What happens when you hold a referendum and 87 per cent of voters reject the motion? If you were a government, or even a normal corporation, the motion would not be carried â€“ but it seems that if youâ€™re Facebook you can just ignore your members and do whatever you like. So much for â€˜socialâ€™ democracy!
What is even more concerning is that the referendum was about stripping Facebook users of the power to endorse or reject policy changes through popular vote, just like the one they ignored anyway. Â Even though it was opposed by a majority of voters, all 668,125 of them, it wasnâ€™t enough, percentage-wise, to be passed. You see, Facebook set some ground rules before the poll that if fewer than 30 per cent of Facebookâ€™s 1 billion users voted it would be free to go forward with a plan to eliminate the voting structure altogether and integrate recently-purchased Instagramâ€™s data for advertising purposes.
Iâ€™m smelling fish here. For a start, I canâ€™t recall receiving any notification as a Facebook user about this poll, or its importance. If I had known the consequences I would surely have voted against the bill. I wonder how many of the other 999,331,874 Facebook users that didnâ€™t vote had the same experience as me.

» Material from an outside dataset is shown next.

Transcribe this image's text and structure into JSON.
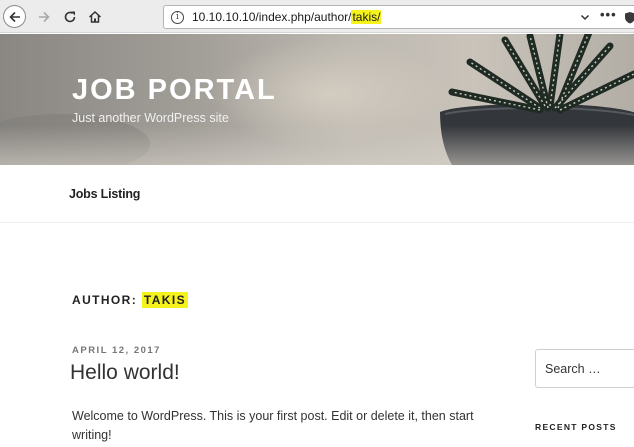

So, along with an overhaul of privacy and other policies, this monumental event has became the last binding referendum of its kind at the huge social network. Thatâ€™s assuming it can still call itself a social network after exhibiting such non-social behaviour. Since its under-whelming public listing, Facebook appears to be doing its best to transform itself into the ugliest of corporations by revoking its usersâ€™ rights to privacy and monetizing everything it possibly can.
Of course, thatâ€™s what its shareholders expect, but not all its users are shareholders, and since its valuation was based on the number of users it would be fair to say that they were its prime assets. Seems a funny way to manage your assets.
An AFP report suggests that, according to privacy rights groups, the changes will make it easier for advertisers and others to send messages on Facebook, limiting usersâ€™ control. Activists have raised a ruckus, saying the new policies, if implemented, could violate some laws or Facebookâ€™s agreement with US regulators earlier this year after complaints from privacy groups. But it raises the question of who actually regulates social networks and who protects the users?
Despite its original social ideals, Facebook is fast becoming the antithesis of what it set out to be. Is this is a life cycle we can expect from all social networks that aspire to corporate greatness? I suspect that Facebook users will eventually become disillusioned with its direction, get annoyed by its attempts to extract revenues from them or fear that their privacy is being compromised and sold on. And there will be no shortage of options to move to.
Like MySpace before it, Facebook may find that its biggest challenge will be to remain popular, even relevant, to its users after corporatization takes hold. The digital services world may not be all that different from the corporate and communications services worlds after all!
First published at TM Forum as The Insider, 11 December, 2012